Schaeffler delivers first in-wheel electric drive for light commercial vehicles
The German automotive supplier Schaeffler is now supplying its first customers with its in-wheel electric drive. Schaeffler will start series production of its electric wheel hub motors for three customers manufacturing compact municipal vehicles in the coming months.
All the necessary drive components are installed directly in the wheel rim. That saves space and, according to Schaeffler, makes the vehicles more agile and easier to manoeuvre in urban traffic. Since the drive unit is no longer located in the centre of the vehicle, installation space freed up that can be used for additional batteries or further storage.
The drive unit, consisting of an electric motor (stator and rotor), a gearbox and a mechanical friction brake, can be integrated into a 14-inch (or larger) rim. The inverter still has to be placed in the vehicle itself, but it does not necessarily have to be in the drive axle and can be positioned flexibly. One inverter can control up to two wheel hub motors. Depending on the connection, the motors have a nominal output of between 7 and 26 kW and a peak output of up to 60 kW. Schaeffler is currently developing drive systems for 48 to 400 volts; higher voltages are also possible in the future, according to the supplier.
One of the vehicles, a multifunction vehicle with wheel hub drive, will come from Jungo. As part of the cooperation, Jungo and Schaeffler say they have adapted the drive for specific everyday requirements of commercial street sweeping. “The electric in-wheel motors and braking technology eliminates the need for oil changes and greatly enhances our vehicles’ performance in terms of efficiency, power-to-weight ratio, safety, handling, and braking reliability,” says Nicolas Jungo, Jungo’s founder and CEO.
Schaeffler is currently focusing on wheel hub motors for mobile work machines primarily used in inner cities. In such vehicles, the disadvantages of wheel hub motors are negligible. The wheel hub drive can make handling more difficult at higher speeds and/or dynamic driving but refuse collection vehicles, snow ploughs, or light vans tend to travel at lower speeds in the city.

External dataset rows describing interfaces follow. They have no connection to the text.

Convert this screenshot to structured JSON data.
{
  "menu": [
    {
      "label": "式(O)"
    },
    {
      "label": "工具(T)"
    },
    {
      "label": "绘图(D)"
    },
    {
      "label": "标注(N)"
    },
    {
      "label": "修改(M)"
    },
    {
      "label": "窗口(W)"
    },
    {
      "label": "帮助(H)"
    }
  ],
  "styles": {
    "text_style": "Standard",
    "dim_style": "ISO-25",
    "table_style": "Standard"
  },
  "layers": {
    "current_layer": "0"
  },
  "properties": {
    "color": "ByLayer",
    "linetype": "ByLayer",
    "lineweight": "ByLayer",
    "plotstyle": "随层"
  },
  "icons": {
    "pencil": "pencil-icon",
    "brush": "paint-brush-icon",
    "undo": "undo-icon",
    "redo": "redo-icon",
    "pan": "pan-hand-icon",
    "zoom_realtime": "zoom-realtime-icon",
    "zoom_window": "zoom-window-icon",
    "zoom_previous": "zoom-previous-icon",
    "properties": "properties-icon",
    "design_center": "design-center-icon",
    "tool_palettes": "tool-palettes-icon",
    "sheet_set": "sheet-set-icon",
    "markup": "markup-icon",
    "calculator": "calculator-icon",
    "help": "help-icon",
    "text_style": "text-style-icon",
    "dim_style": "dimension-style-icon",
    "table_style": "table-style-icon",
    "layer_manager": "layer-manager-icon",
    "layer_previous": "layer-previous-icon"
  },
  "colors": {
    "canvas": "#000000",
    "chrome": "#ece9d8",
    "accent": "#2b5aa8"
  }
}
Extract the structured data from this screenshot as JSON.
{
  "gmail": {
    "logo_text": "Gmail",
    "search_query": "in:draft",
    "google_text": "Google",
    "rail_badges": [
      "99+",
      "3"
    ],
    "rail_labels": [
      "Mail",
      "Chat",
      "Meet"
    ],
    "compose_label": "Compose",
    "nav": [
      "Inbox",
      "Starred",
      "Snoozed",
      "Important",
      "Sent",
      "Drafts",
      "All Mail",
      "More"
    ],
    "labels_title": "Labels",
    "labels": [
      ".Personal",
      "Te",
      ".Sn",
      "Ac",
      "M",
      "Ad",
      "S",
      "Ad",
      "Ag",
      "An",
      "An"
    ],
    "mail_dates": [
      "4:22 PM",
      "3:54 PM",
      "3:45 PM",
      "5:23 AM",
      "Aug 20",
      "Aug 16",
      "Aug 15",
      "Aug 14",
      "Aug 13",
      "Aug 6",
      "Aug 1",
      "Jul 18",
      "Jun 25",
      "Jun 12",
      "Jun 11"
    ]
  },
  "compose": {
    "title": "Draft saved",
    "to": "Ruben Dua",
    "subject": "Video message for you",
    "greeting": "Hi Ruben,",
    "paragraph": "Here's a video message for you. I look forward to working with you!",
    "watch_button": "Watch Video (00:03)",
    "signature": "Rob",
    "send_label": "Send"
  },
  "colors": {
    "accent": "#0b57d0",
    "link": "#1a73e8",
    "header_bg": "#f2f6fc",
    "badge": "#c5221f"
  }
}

With the new drive technology, the company says it is tapping into a new and steadily growing market and intends to equip more and more work vehicles for cities and municipalities, in factory and logistics yards, at ports, in large parking lots and airports with the wheel hub drive in the future. As these vehicles have a fixed route schedule, they are particularly suitable for electric drives with fixed ranges and plannable charging times. Schaeffler says vehicle operators of the vehicles will also benefit from the fact that the wheel hub motors have long-life, low-maintenance wheel bearings and gearboxes, meaning less maintenance and lower operating costs.